Hong Kong #32: photo by Thomas Birke, 2009


gamefaced said...

i was thinking about memory/expiration this morning on the way to work. and that blade runner bit is one of my most favorite movie quotes.

vazambam (Vassilis Zambaras) said...

Thank our lucky stars you were here.

Hazen said...

Here here! It's always been a limited time offer.

Phillip K. Dick raised science fiction to another level.

Mose23 said...

Still turning over those burning and beautiful lines:

Memory is like molten gold/ burning its way through the skin/ It stops there.

I'm not so sure the traces vanish so easily. And for myself, when looking, I never feel quite alone (maybe its all that old time religion I drank up in infancy).

"I've only been here.": both humility and force in this line.

I agree with Vassilis wholeheartedly.

Anna R said...

The irony is that Roy is a replicant (android) whose "emotional" responses are ultimately the products of code, and whose "memories," whether specifically implanted or not, are certainly code-generated/modified/stored, etc. This death scene, including Hauer's allegedly improvised speech, calls into question the reliability, the degree of confabulation, and therefore the value of all memories, including yours and mine regarding this film, of course. ;>

TC said...

Thanks to all. Feels almost like home.

PK Dick wrote the Ur Text (Do Androids Dream of Electric Sheep?) on speed, in an upstairs apartment, in this dead town, on the Avenue of My Last Gallows Walk.

WB, while the jury's still out on whether or not the Sean Young character in Blade Runner was a replicant, I am virtually certain Margaret Lockwood was real, indeed acutely so, the more I gape at that brilliant clip.

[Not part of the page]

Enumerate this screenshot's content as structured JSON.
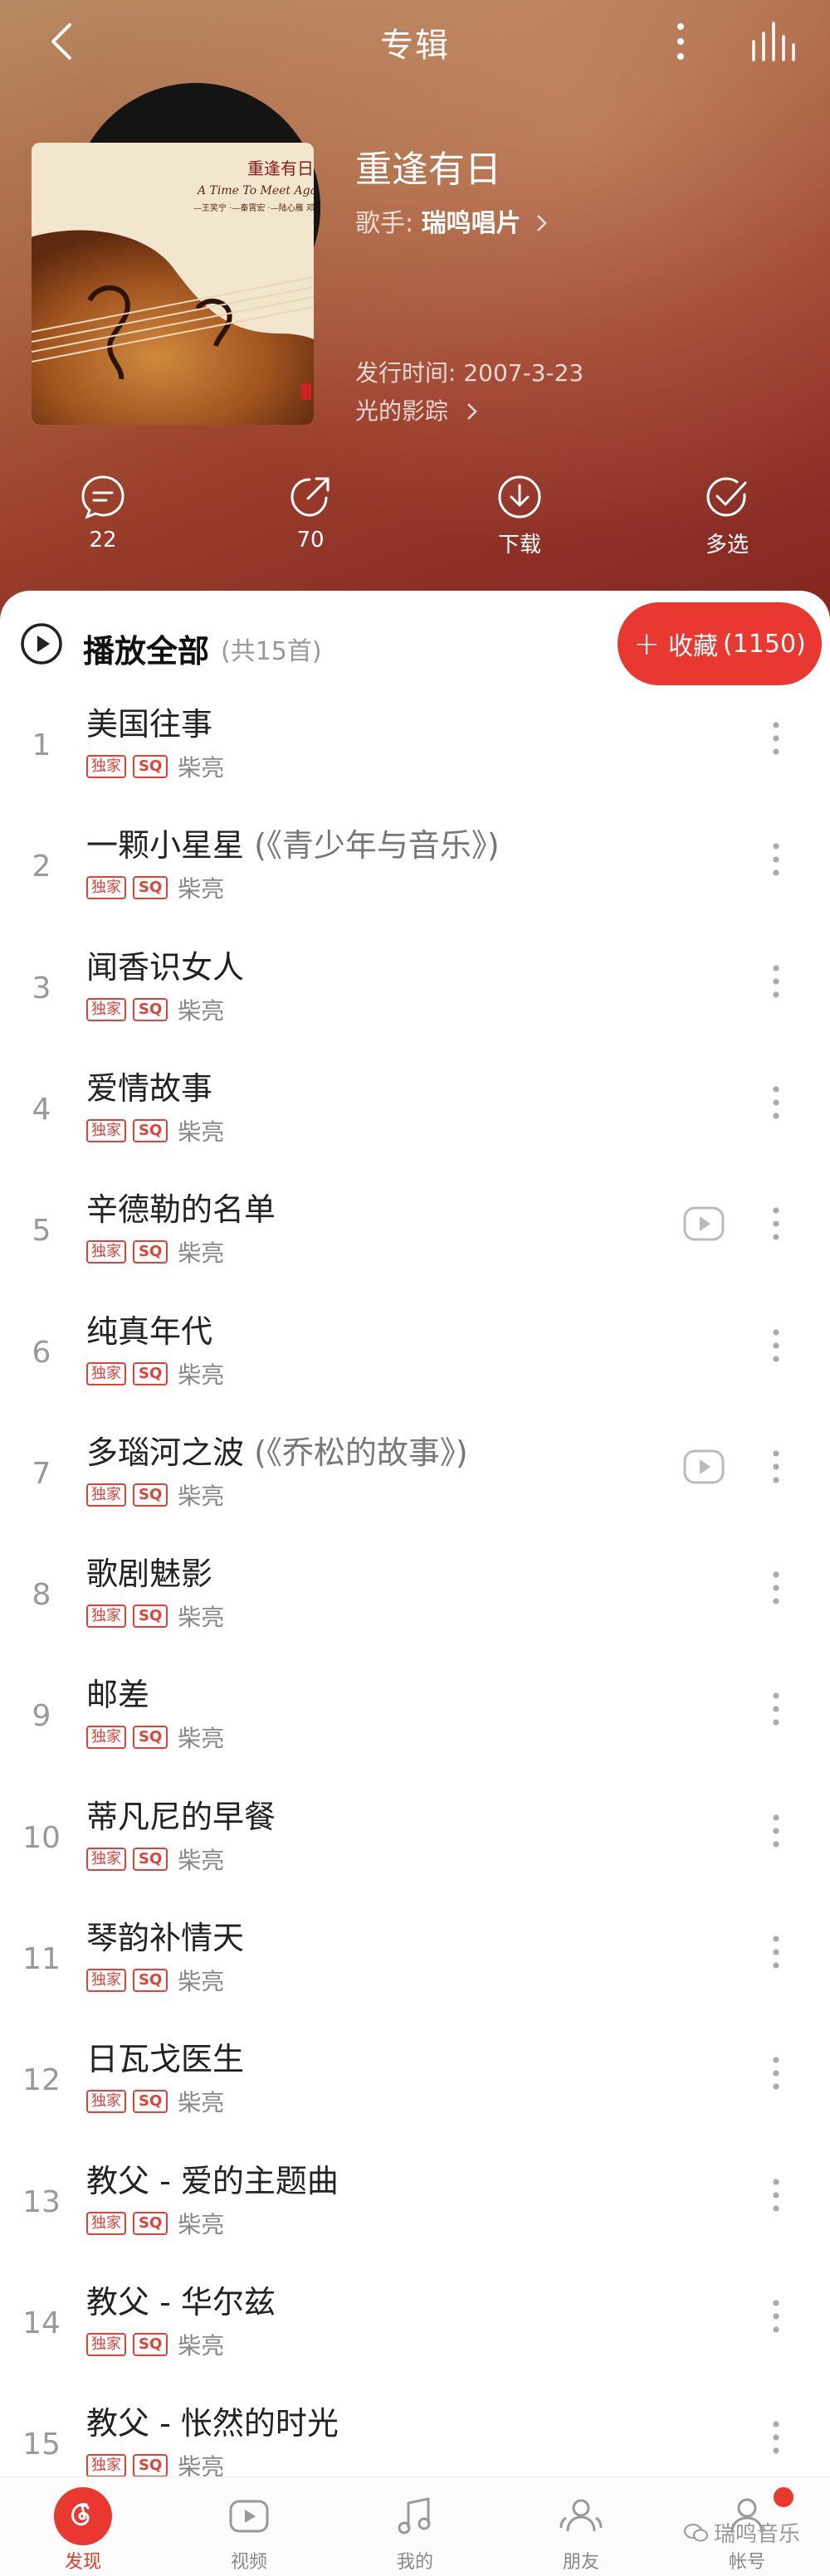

"People don't just disappear into thin air... the old Indian rope trick."

That must be what happened to Roy Batty.

(Can the white pigeon that flaps out of the basket in the luggage car at 7:49 have been a relative of Roy's white pigeon?)

Yes, Anna, the confabulation, or collaboration in narrative construction, is the work of multiple minds -- almost always, but of particular interest here, as this is a serious work of art, constructed thirty years ago (may as well have been thirty centuries) in what might be seen as the last gasp for "mainstream" motion pictures as an art form (talking of "time to die...").

There is a great deal of fact and myth and legend interwoven with the history of the making of this film. It's interesting to consider Rutger Hauer's 2010 reminiscence. Plainly this is someone who was lifted up, indeed out of himself, by the experience of participation in the work.

Rutger Hauer talks about Blade Runner (2010)

Hauer's role in the creation of the text of the "Time to die" soliloquy is interesting. As he explains, the "operatic...high tech talk" in the script bothered him more than a bit. The replicant's batteries were running out... just as the actor's patience was also wearing thin. So he took the liberty of cutting most of the scripted speech (he "put a knife in it" the night
before filming, without director Ridley Scott's knowledge).

Here is the Fancher/Peoples script, in the final draft (sans some of the "high tech talk" to which the actor had objected), before Hauer's improvised on-camera "edit":

They stare at each other for a long time in silence,
communicating something with their eyes... without
expression. Finally Batty breaks the silence.

I've seen things...
(long pause)
seen things you little people
wouldn't believe... Attack ships
on fire off the shoulder of Orion
bright as magnesium... I rode on
the back decks of a blinker and
watched c-beams glitter in the dark
near the Tanhauser Gate.
all those moments... they'll be gone.

Batty holds Deckard's eyes like a hypnotist.



Batty is crumpled in a different position. It's light-
er now and Batty's eyes are staring into infinity...
almost lifelessly. A pigeon flutters down and perches
on his shoulder. Batty doesn't stir.

Deckard is watching motionless.

The pigeon flies off.

Batty doesn't move. Alive or dead?

u.v.ray. said...

One of my favourite films. I am ashamed to say I've had Dick's book on my 'to read' list for years. For me, it's amongst those books we all have that we haven't gotten around to reading.

My body is too old for speed these days. But in my younger years it was my favourite drug for a decade and I found it to be a very useful tool.

But hey, kids. Don't listen to me, stay off the drugs.